Chicken Massacre! - Livin' the Good Life
May. 19th, 2008
05:09 pm - Chicken Massacre!

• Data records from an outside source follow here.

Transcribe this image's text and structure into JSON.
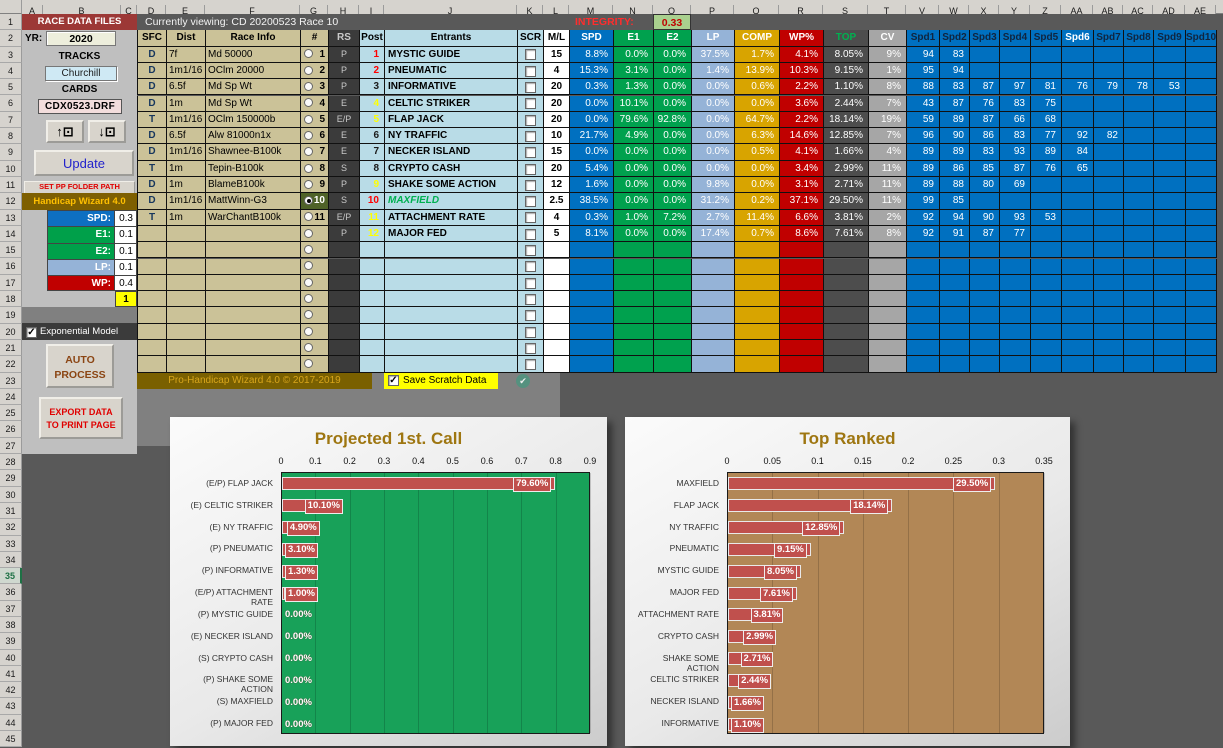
{
  "sheet": {
    "column_letters": [
      "A",
      "B",
      "C",
      "D",
      "E",
      "F",
      "G",
      "H",
      "I",
      "J",
      "K",
      "L",
      "M",
      "N",
      "O",
      "P",
      "Q",
      "R",
      "S",
      "T",
      "V",
      "W",
      "X",
      "Y",
      "Z",
      "AA",
      "AB",
      "AC",
      "AD",
      "AE"
    ],
    "row_count": 45,
    "active_row": 35
  },
  "left_panel": {
    "title": "RACE DATA FILES",
    "yr_label": "YR:",
    "yr_value": "2020",
    "tracks_label": "TRACKS",
    "track_value": "Churchill",
    "cards_label": "CARDS",
    "card_value": "CDX0523.DRF",
    "up_button": "↑⊡",
    "down_button": "↓⊡",
    "update_button": "Update",
    "set_pp_button": "SET PP FOLDER PATH",
    "wizard_title": "Handicap Wizard 4.0",
    "weights": [
      {
        "label": "SPD:",
        "value": "0.3",
        "color": "#0E6FC1"
      },
      {
        "label": "E1:",
        "value": "0.1",
        "color": "#00A04A"
      },
      {
        "label": "E2:",
        "value": "0.1",
        "color": "#00A04A"
      },
      {
        "label": "LP:",
        "value": "0.1",
        "color": "#95B3D7"
      },
      {
        "label": "WP:",
        "value": "0.4",
        "color": "#C00000"
      }
    ],
    "weights_total": "1",
    "exponential_label": "Exponential Model",
    "exponential_checked": true,
    "auto_process_line1": "AUTO",
    "auto_process_line2": "PROCESS",
    "export_line1": "EXPORT DATA",
    "export_line2": "TO PRINT PAGE"
  },
  "viewing_bar": {
    "text": "Currently viewing: CD 20200523 Race 10",
    "integrity_label": "INTEGRITY:",
    "integrity_value": "0.33"
  },
  "race_table": {
    "headers": [
      "SFC",
      "Dist",
      "Race Info",
      "#"
    ],
    "rows": [
      {
        "sfc": "D",
        "dist": "7f",
        "info": "Md 50000",
        "num": "1",
        "selected": false
      },
      {
        "sfc": "D",
        "dist": "1m1/16",
        "info": "OClm 20000",
        "num": "2",
        "selected": false
      },
      {
        "sfc": "D",
        "dist": "6.5f",
        "info": "Md Sp Wt",
        "num": "3",
        "selected": false
      },
      {
        "sfc": "D",
        "dist": "1m",
        "info": "Md Sp Wt",
        "num": "4",
        "selected": false
      },
      {
        "sfc": "T",
        "dist": "1m1/16",
        "info": "OClm 150000b",
        "num": "5",
        "selected": false
      },
      {
        "sfc": "D",
        "dist": "6.5f",
        "info": "Alw 81000n1x",
        "num": "6",
        "selected": false
      },
      {
        "sfc": "D",
        "dist": "1m1/16",
        "info": "Shawnee-B100k",
        "num": "7",
        "selected": false
      },
      {
        "sfc": "T",
        "dist": "1m",
        "info": "Tepin-B100k",
        "num": "8",
        "selected": false
      },
      {
        "sfc": "D",
        "dist": "1m",
        "info": "BlameB100k",
        "num": "9",
        "selected": false
      },
      {
        "sfc": "D",
        "dist": "1m1/16",
        "info": "MattWinn-G3",
        "num": "10",
        "selected": true
      },
      {
        "sfc": "T",
        "dist": "1m",
        "info": "WarChantB100k",
        "num": "11",
        "selected": false
      }
    ]
  },
  "entrant_table": {
    "headers": {
      "rs": "RS",
      "post": "Post",
      "name": "Entrants",
      "scr": "SCR",
      "ml": "M/L",
      "spd": "SPD",
      "e1": "E1",
      "e2": "E2",
      "lp": "LP",
      "comp": "COMP",
      "wp": "WP%",
      "top": "TOP",
      "cv": "CV"
    },
    "spd_headers": [
      "Spd1",
      "Spd2",
      "Spd3",
      "Spd4",
      "Spd5",
      "Spd6",
      "Spd7",
      "Spd8",
      "Spd9",
      "Spd10"
    ],
    "rows": [
      {
        "rs": "P",
        "post": "1",
        "post_color": "#FF0000",
        "name": "MYSTIC GUIDE",
        "ml": "15",
        "spd": "8.8%",
        "e1": "0.0%",
        "e2": "0.0%",
        "lp": "37.5%",
        "comp": "1.7%",
        "wp": "4.1%",
        "top": "8.05%",
        "cv": "9%",
        "spds": [
          "94",
          "83"
        ]
      },
      {
        "rs": "P",
        "post": "2",
        "post_color": "#FF0000",
        "name": "PNEUMATIC",
        "ml": "4",
        "spd": "15.3%",
        "e1": "3.1%",
        "e2": "0.0%",
        "lp": "1.4%",
        "comp": "13.9%",
        "wp": "10.3%",
        "top": "9.15%",
        "cv": "1%",
        "spds": [
          "95",
          "94"
        ]
      },
      {
        "rs": "P",
        "post": "3",
        "post_color": "#1A1A1A",
        "name": "INFORMATIVE",
        "ml": "20",
        "spd": "0.3%",
        "e1": "1.3%",
        "e2": "0.0%",
        "lp": "0.0%",
        "comp": "0.6%",
        "wp": "2.2%",
        "top": "1.10%",
        "cv": "8%",
        "spds": [
          "88",
          "83",
          "87",
          "97",
          "81",
          "76",
          "79",
          "78",
          "53"
        ]
      },
      {
        "rs": "E",
        "post": "4",
        "post_color": "#FFFF00",
        "name": "CELTIC STRIKER",
        "ml": "20",
        "spd": "0.0%",
        "e1": "10.1%",
        "e2": "0.0%",
        "lp": "0.0%",
        "comp": "0.0%",
        "wp": "3.6%",
        "top": "2.44%",
        "cv": "7%",
        "spds": [
          "43",
          "87",
          "76",
          "83",
          "75"
        ]
      },
      {
        "rs": "E/P",
        "post": "5",
        "post_color": "#FFFF00",
        "name": "FLAP JACK",
        "ml": "20",
        "spd": "0.0%",
        "e1": "79.6%",
        "e2": "92.8%",
        "lp": "0.0%",
        "comp": "64.7%",
        "wp": "2.2%",
        "top": "18.14%",
        "cv": "19%",
        "spds": [
          "59",
          "89",
          "87",
          "66",
          "68"
        ]
      },
      {
        "rs": "E",
        "post": "6",
        "post_color": "#1A1A1A",
        "name": "NY TRAFFIC",
        "ml": "10",
        "spd": "21.7%",
        "e1": "4.9%",
        "e2": "0.0%",
        "lp": "0.0%",
        "comp": "6.3%",
        "wp": "14.6%",
        "top": "12.85%",
        "cv": "7%",
        "spds": [
          "96",
          "90",
          "86",
          "83",
          "77",
          "92",
          "82"
        ]
      },
      {
        "rs": "E",
        "post": "7",
        "post_color": "#1A1A1A",
        "name": "NECKER ISLAND",
        "ml": "15",
        "spd": "0.0%",
        "e1": "0.0%",
        "e2": "0.0%",
        "lp": "0.0%",
        "comp": "0.5%",
        "wp": "4.1%",
        "top": "1.66%",
        "cv": "4%",
        "spds": [
          "89",
          "89",
          "83",
          "93",
          "89",
          "84"
        ]
      },
      {
        "rs": "S",
        "post": "8",
        "post_color": "#1A1A1A",
        "name": "CRYPTO CASH",
        "ml": "20",
        "spd": "5.4%",
        "e1": "0.0%",
        "e2": "0.0%",
        "lp": "0.0%",
        "comp": "0.0%",
        "wp": "3.4%",
        "top": "2.99%",
        "cv": "11%",
        "spds": [
          "89",
          "86",
          "85",
          "87",
          "76",
          "65"
        ]
      },
      {
        "rs": "P",
        "post": "9",
        "post_color": "#FFFF00",
        "name": "SHAKE SOME ACTION",
        "ml": "12",
        "spd": "1.6%",
        "e1": "0.0%",
        "e2": "0.0%",
        "lp": "9.8%",
        "comp": "0.0%",
        "wp": "3.1%",
        "top": "2.71%",
        "cv": "11%",
        "spds": [
          "89",
          "88",
          "80",
          "69"
        ]
      },
      {
        "rs": "S",
        "post": "10",
        "post_color": "#FF0000",
        "name": "MAXFIELD",
        "name_color": "#00B050",
        "name_italic": true,
        "ml": "2.5",
        "spd": "38.5%",
        "e1": "0.0%",
        "e2": "0.0%",
        "lp": "31.2%",
        "comp": "0.2%",
        "wp": "37.1%",
        "top": "29.50%",
        "cv": "11%",
        "spds": [
          "99",
          "85"
        ]
      },
      {
        "rs": "E/P",
        "post": "11",
        "post_color": "#FFFF00",
        "name": "ATTACHMENT RATE",
        "ml": "4",
        "spd": "0.3%",
        "e1": "1.0%",
        "e2": "7.2%",
        "lp": "2.7%",
        "comp": "11.4%",
        "wp": "6.6%",
        "top": "3.81%",
        "cv": "2%",
        "spds": [
          "92",
          "94",
          "90",
          "93",
          "53"
        ]
      },
      {
        "rs": "P",
        "post": "12",
        "post_color": "#FFFF00",
        "name": "MAJOR FED",
        "ml": "5",
        "spd": "8.1%",
        "e1": "0.0%",
        "e2": "0.0%",
        "lp": "17.4%",
        "comp": "0.7%",
        "wp": "8.6%",
        "top": "7.61%",
        "cv": "8%",
        "spds": [
          "92",
          "91",
          "87",
          "77"
        ]
      }
    ],
    "empty_rows": 8
  },
  "footer": {
    "brand": "Pro-Handicap Wizard 4.0 © 2017-2019",
    "save_scratch": "Save Scratch Data",
    "save_scratch_checked": true
  },
  "chart_data": [
    {
      "type": "bar",
      "orientation": "horizontal",
      "title": "Projected 1st. Call",
      "categories": [
        "(E/P) FLAP JACK",
        "(E) CELTIC STRIKER",
        "(E) NY TRAFFIC",
        "(P) PNEUMATIC",
        "(P) INFORMATIVE",
        "(E/P) ATTACHMENT RATE",
        "(P) MYSTIC GUIDE",
        "(E) NECKER ISLAND",
        "(S) CRYPTO CASH",
        "(P) SHAKE SOME ACTION",
        "(S) MAXFIELD",
        "(P) MAJOR FED"
      ],
      "values": [
        0.796,
        0.101,
        0.049,
        0.031,
        0.013,
        0.01,
        0,
        0,
        0,
        0,
        0,
        0
      ],
      "labels": [
        "79.60%",
        "10.10%",
        "4.90%",
        "3.10%",
        "1.30%",
        "1.00%",
        "0.00%",
        "0.00%",
        "0.00%",
        "0.00%",
        "0.00%",
        "0.00%"
      ],
      "xlim": [
        0,
        0.9
      ],
      "xticks": [
        "0",
        "0.1",
        "0.2",
        "0.3",
        "0.4",
        "0.5",
        "0.6",
        "0.7",
        "0.8",
        "0.9"
      ],
      "grid": true,
      "legend_position": "none",
      "plot_bg": "#18A159",
      "bar_color": "#C0504D"
    },
    {
      "type": "bar",
      "orientation": "horizontal",
      "title": "Top Ranked",
      "categories": [
        "MAXFIELD",
        "FLAP JACK",
        "NY TRAFFIC",
        "PNEUMATIC",
        "MYSTIC GUIDE",
        "MAJOR FED",
        "ATTACHMENT RATE",
        "CRYPTO CASH",
        "SHAKE SOME ACTION",
        "CELTIC STRIKER",
        "NECKER ISLAND",
        "INFORMATIVE"
      ],
      "values": [
        0.295,
        0.1814,
        0.1285,
        0.0915,
        0.0805,
        0.0761,
        0.0381,
        0.0299,
        0.0271,
        0.0244,
        0.0166,
        0.011
      ],
      "labels": [
        "29.50%",
        "18.14%",
        "12.85%",
        "9.15%",
        "8.05%",
        "7.61%",
        "3.81%",
        "2.99%",
        "2.71%",
        "2.44%",
        "1.66%",
        "1.10%"
      ],
      "xlim": [
        0,
        0.35
      ],
      "xticks": [
        "0",
        "0.05",
        "0.1",
        "0.15",
        "0.2",
        "0.25",
        "0.3",
        "0.35"
      ],
      "grid": true,
      "legend_position": "none",
      "plot_bg": "#B28756",
      "bar_color": "#C0504D"
    }
  ]
}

So I went out to water the orchard Thursday morning and glanced over at Damian and Maya's chicken pen, expecting to see chickens busily moving about pecking the dirt. But, instead I saw strange multi-colored lumps lying all over the ground. I moved closer and saw, to my horror, DEAD chickens everywhere! Damian was just walking out the door, and I directed his gaze to the chicken area. We both went over, and our unbelieving eyes beheld the gruesome sight of their thirteen beloved chickens ALL dead. After investigating we decided that dogs had gotten in the pen not long before, and evidently had had a wonderful time chasing, catching, and chomping on chickens. In Damian's words, "It was brutal!" After we wallowed in the shock of it all for a short while, Damian said, "OK. Time to get to work." And he resolutely began beheading and de-legging chickens. We got some boiling water going to dip the chickens in before plucking them. (Which was easier than I thought it would be.) And then Damian did the painstaking work of gutting them. Between each phase, he would consult his country living guide as to what to do next. It took us about six hours. When Maya returned from work, Damian was just cleaning up the last one or two. She helped with the final cleaning, and then they put those birds in the freezer. I thought a lot about this whole experience for several days. Other than feeling sorry that they had to lose their chickens, I just felt very proud of Damian. Neither of us enjoyed the sights and smells of "processing" chickens. But, Damian very matter-of-factly went through the motions of a job that HAD to be done. And he did a very good job of it. I think he now feels confident that he can turn livestock into dinner (birds, anyway. I don't know about goats or steer) and that is something he has been wanting to learn how to do. I think that both he and Maya now feel like they could go out to the pen, pick out a chicken for dinner, and have it ready to cook in an hour or so. What this experience amounted to was a very valuable crash course in an emergency survival skill. It felt very REAL. We had to temporarily tell our feelings to go to sleep, get out of our heads and and into becoming present in our bodies, and rip (lovingly) those chickens apart, because it needed to be done RIGHT NOW. We don't have too many experiences like that in life.